Excerpts from an interface dataset:
____________________

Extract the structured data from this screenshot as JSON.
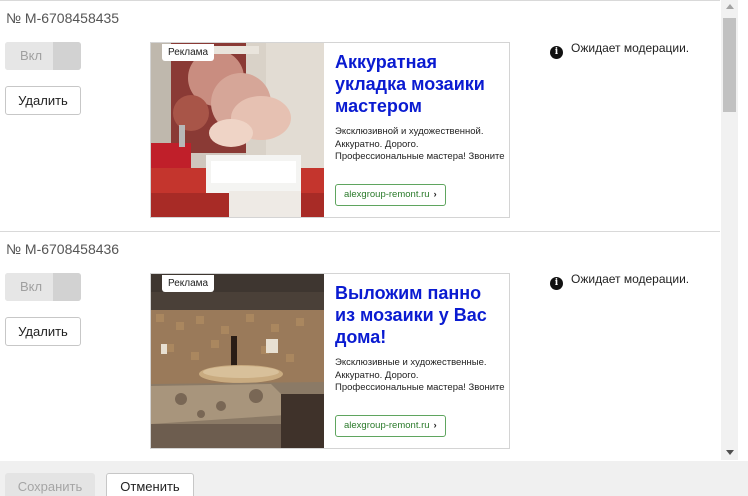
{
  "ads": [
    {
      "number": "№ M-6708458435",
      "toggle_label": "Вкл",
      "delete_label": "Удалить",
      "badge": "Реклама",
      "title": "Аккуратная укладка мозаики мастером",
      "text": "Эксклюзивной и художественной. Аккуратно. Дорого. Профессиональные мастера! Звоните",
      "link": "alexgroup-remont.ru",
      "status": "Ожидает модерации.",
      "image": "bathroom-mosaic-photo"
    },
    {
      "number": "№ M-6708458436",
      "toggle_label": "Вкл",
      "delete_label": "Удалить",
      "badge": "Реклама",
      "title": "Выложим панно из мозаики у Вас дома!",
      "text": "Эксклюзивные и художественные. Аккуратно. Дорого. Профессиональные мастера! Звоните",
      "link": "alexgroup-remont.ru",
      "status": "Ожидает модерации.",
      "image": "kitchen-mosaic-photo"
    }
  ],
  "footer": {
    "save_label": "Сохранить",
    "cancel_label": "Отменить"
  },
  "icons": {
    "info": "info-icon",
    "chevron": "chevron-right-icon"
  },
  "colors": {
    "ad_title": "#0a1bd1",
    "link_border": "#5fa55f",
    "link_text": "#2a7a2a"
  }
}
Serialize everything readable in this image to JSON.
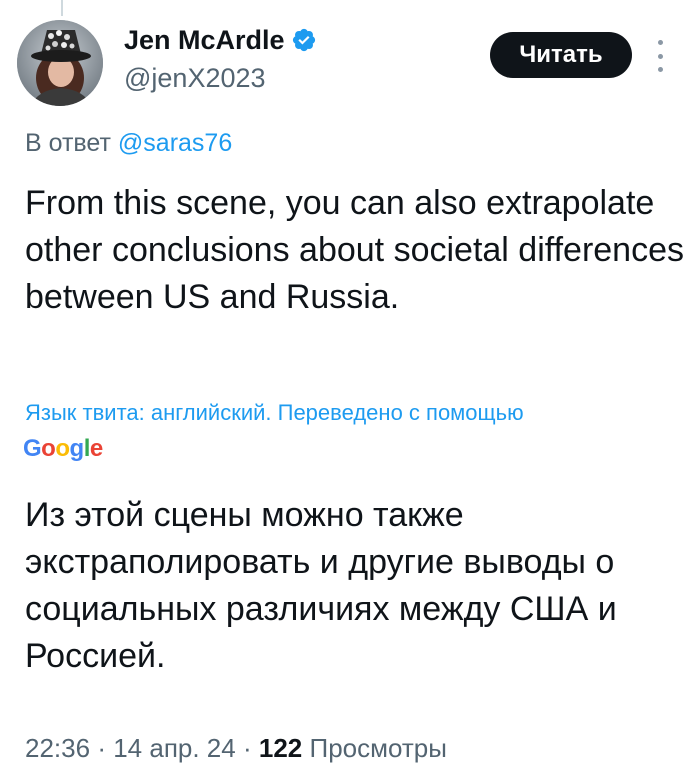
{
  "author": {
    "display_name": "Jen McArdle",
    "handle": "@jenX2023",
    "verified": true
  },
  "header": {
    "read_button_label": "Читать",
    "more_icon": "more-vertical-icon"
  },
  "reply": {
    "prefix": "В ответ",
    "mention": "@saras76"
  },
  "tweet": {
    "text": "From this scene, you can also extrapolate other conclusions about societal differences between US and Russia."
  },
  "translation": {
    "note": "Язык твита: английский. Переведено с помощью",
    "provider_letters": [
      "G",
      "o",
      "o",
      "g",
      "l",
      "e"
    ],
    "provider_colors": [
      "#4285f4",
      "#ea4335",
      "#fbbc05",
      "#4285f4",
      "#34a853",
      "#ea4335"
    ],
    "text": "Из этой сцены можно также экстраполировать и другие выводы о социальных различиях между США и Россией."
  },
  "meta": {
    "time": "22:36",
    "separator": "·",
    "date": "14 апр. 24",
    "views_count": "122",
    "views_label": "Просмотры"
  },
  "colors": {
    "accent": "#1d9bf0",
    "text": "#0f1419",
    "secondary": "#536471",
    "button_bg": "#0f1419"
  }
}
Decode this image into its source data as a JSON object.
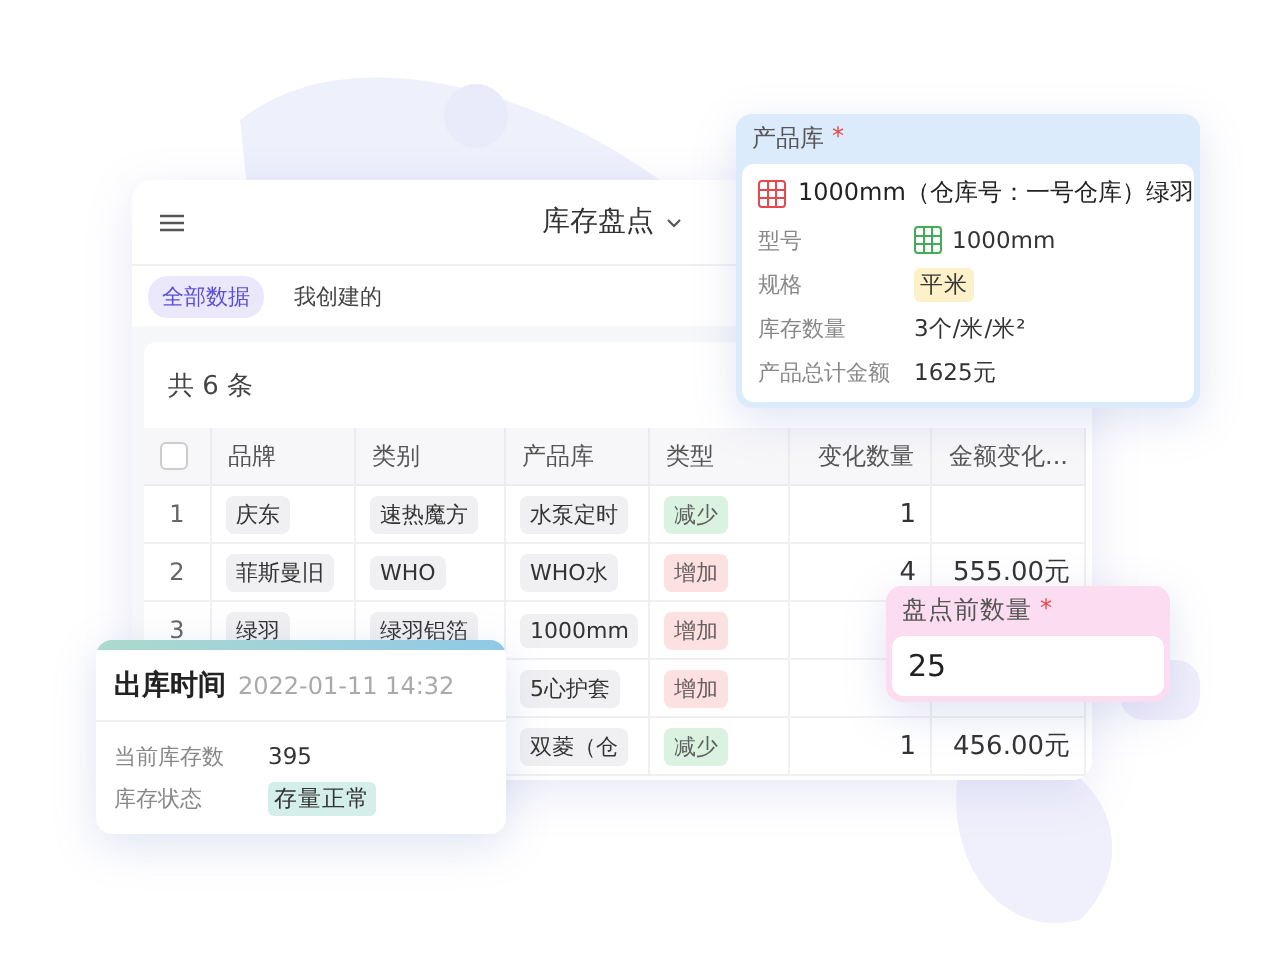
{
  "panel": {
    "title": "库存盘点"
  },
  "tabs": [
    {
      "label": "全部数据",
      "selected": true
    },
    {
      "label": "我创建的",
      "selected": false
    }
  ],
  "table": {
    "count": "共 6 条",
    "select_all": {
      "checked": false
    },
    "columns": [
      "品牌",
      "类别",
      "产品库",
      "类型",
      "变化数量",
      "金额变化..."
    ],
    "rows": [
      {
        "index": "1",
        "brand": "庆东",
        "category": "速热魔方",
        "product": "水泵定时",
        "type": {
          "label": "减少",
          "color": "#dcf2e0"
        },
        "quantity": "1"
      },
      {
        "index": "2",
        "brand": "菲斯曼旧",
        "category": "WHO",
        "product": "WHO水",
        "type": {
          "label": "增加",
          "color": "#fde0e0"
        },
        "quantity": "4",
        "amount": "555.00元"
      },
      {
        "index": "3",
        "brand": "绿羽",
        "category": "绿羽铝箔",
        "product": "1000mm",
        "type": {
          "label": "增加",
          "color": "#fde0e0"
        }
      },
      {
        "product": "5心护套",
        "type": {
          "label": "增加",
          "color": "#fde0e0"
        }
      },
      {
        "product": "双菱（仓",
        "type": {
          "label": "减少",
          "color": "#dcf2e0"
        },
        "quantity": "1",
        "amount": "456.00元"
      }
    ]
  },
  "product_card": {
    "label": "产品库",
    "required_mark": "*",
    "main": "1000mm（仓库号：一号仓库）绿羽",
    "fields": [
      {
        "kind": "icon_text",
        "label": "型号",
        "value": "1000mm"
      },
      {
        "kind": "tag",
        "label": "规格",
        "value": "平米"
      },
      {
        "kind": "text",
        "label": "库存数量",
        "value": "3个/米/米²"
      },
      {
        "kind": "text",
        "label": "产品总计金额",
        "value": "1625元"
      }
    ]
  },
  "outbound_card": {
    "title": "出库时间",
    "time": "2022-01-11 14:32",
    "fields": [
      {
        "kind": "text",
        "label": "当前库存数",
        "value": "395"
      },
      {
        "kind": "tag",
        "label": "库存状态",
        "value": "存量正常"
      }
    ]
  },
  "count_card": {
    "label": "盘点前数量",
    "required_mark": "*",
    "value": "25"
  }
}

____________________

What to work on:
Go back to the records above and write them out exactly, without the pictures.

Response area:
Extract the structured data from this screenshot as JSON.
{
  "ads": [
    {
      "number": "№ M-6708458435",
      "toggle_label": "Вкл",
      "delete_label": "Удалить",
      "badge": "Реклама",
      "title": "Аккуратная укладка мозаики мастером",
      "text": "Эксклюзивной и художественной. Аккуратно. Дорого. Профессиональные мастера! Звоните",
      "link": "alexgroup-remont.ru",
      "status": "Ожидает модерации.",
      "image": "bathroom-mosaic-photo"
    },
    {
      "number": "№ M-6708458436",
      "toggle_label": "Вкл",
      "delete_label": "Удалить",
      "badge": "Реклама",
      "title": "Выложим панно из мозаики у Вас дома!",
      "text": "Эксклюзивные и художественные. Аккуратно. Дорого. Профессиональные мастера! Звоните",
      "link": "alexgroup-remont.ru",
      "status": "Ожидает модерации.",
      "image": "kitchen-mosaic-photo"
    }
  ],
  "footer": {
    "save_label": "Сохранить",
    "cancel_label": "Отменить"
  },
  "icons": {
    "info": "info-icon",
    "chevron": "chevron-right-icon"
  },
  "colors": {
    "ad_title": "#0a1bd1",
    "link_border": "#5fa55f",
    "link_text": "#2a7a2a"
  }
}
Serialize everything readable in this image to JSON.
{
  "author": {
    "display_name": "Jen McArdle",
    "handle": "@jenX2023",
    "verified": true
  },
  "header": {
    "read_button_label": "Читать",
    "more_icon": "more-vertical-icon"
  },
  "reply": {
    "prefix": "В ответ",
    "mention": "@saras76"
  },
  "tweet": {
    "text": "From this scene, you can also extrapolate other conclusions about societal differences between US and Russia."
  },
  "translation": {
    "note": "Язык твита: английский. Переведено с помощью",
    "provider_letters": [
      "G",
      "o",
      "o",
      "g",
      "l",
      "e"
    ],
    "provider_colors": [
      "#4285f4",
      "#ea4335",
      "#fbbc05",
      "#4285f4",
      "#34a853",
      "#ea4335"
    ],
    "text": "Из этой сцены можно также экстраполировать и другие выводы о социальных различиях между США и Россией."
  },
  "meta": {
    "time": "22:36",
    "separator": "·",
    "date": "14 апр. 24",
    "views_count": "122",
    "views_label": "Просмотры"
  },
  "colors": {
    "accent": "#1d9bf0",
    "text": "#0f1419",
    "secondary": "#536471",
    "button_bg": "#0f1419"
  }
}
Decode this image into its source data as a JSON object.
{
  "panel": {
    "title": "库存盘点"
  },
  "tabs": [
    {
      "label": "全部数据",
      "selected": true
    },
    {
      "label": "我创建的",
      "selected": false
    }
  ],
  "table": {
    "count": "共 6 条",
    "select_all": {
      "checked": false
    },
    "columns": [
      "品牌",
      "类别",
      "产品库",
      "类型",
      "变化数量",
      "金额变化..."
    ],
    "rows": [
      {
        "index": "1",
        "brand": "庆东",
        "category": "速热魔方",
        "product": "水泵定时",
        "type": {
          "label": "减少",
          "color": "#dcf2e0"
        },
        "quantity": "1"
      },
      {
        "index": "2",
        "brand": "菲斯曼旧",
        "category": "WHO",
        "product": "WHO水",
        "type": {
          "label": "增加",
          "color": "#fde0e0"
        },
        "quantity": "4",
        "amount": "555.00元"
      },
      {
        "index": "3",
        "brand": "绿羽",
        "category": "绿羽铝箔",
        "product": "1000mm",
        "type": {
          "label": "增加",
          "color": "#fde0e0"
        }
      },
      {
        "product": "5心护套",
        "type": {
          "label": "增加",
          "color": "#fde0e0"
        }
      },
      {
        "product": "双菱（仓",
        "type": {
          "label": "减少",
          "color": "#dcf2e0"
        },
        "quantity": "1",
        "amount": "456.00元"
      }
    ]
  },
  "product_card": {
    "label": "产品库",
    "required_mark": "*",
    "main": "1000mm（仓库号：一号仓库）绿羽",
    "fields": [
      {
        "kind": "icon_text",
        "label": "型号",
        "value": "1000mm"
      },
      {
        "kind": "tag",
        "label": "规格",
        "value": "平米"
      },
      {
        "kind": "text",
        "label": "库存数量",
        "value": "3个/米/米²"
      },
      {
        "kind": "text",
        "label": "产品总计金额",
        "value": "1625元"
      }
    ]
  },
  "outbound_card": {
    "title": "出库时间",
    "time": "2022-01-11 14:32",
    "fields": [
      {
        "kind": "text",
        "label": "当前库存数",
        "value": "395"
      },
      {
        "kind": "tag",
        "label": "库存状态",
        "value": "存量正常"
      }
    ]
  },
  "count_card": {
    "label": "盘点前数量",
    "required_mark": "*",
    "value": "25"
  }
}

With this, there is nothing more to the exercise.